Problem statement: Copy each line in the data that includes the word "PHRASAL".

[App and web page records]

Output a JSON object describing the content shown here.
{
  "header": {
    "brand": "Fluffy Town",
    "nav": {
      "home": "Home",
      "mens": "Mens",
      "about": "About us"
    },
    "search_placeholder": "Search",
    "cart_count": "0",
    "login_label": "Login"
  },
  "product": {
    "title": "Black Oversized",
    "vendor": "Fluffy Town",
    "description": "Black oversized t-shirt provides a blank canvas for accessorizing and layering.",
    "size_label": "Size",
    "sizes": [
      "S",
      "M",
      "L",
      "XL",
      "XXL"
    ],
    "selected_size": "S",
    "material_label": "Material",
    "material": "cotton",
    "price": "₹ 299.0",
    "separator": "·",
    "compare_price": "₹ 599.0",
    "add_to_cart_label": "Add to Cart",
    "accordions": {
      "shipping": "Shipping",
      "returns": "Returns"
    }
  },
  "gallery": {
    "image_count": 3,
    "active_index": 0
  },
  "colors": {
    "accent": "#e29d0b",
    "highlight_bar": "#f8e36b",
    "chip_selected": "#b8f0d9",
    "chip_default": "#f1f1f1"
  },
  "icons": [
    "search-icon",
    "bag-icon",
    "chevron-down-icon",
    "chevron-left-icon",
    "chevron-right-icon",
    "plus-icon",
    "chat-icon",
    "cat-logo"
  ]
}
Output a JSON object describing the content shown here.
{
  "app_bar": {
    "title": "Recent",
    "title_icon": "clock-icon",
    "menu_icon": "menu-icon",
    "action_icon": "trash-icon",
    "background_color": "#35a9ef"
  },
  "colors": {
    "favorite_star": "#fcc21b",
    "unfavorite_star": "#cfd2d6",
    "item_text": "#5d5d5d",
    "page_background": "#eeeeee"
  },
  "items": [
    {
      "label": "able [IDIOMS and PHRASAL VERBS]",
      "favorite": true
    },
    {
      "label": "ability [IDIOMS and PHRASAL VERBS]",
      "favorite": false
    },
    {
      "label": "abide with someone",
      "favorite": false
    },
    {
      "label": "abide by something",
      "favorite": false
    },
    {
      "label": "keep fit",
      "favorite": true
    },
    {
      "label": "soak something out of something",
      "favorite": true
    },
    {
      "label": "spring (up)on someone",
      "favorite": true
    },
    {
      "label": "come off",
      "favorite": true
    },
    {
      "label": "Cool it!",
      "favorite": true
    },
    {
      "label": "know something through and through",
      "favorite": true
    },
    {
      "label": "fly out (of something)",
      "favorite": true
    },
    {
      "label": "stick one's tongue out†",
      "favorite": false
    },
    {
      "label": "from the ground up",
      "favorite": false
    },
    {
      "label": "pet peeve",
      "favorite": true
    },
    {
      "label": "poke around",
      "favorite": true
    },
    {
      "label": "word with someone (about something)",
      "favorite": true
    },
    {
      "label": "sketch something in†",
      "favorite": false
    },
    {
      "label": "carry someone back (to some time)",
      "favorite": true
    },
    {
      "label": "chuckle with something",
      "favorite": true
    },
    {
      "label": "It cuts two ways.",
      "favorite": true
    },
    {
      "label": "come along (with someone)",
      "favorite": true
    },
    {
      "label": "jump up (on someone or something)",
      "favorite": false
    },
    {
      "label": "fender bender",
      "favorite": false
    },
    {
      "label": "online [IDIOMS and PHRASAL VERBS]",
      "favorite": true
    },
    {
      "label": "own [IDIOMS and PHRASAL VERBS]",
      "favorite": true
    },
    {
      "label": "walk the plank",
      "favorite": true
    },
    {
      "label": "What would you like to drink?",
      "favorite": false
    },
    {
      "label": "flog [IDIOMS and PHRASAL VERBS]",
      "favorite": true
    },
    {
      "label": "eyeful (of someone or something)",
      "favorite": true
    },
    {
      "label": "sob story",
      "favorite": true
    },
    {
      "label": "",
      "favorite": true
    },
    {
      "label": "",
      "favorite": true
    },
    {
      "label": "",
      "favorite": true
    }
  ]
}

Response box:
      "label": "able [IDIOMS and PHRASAL VERBS]",
      "label": "ability [IDIOMS and PHRASAL VERBS]",
      "label": "online [IDIOMS and PHRASAL VERBS]",
      "label": "own [IDIOMS and PHRASAL VERBS]",
      "label": "flog [IDIOMS and PHRASAL VERBS]",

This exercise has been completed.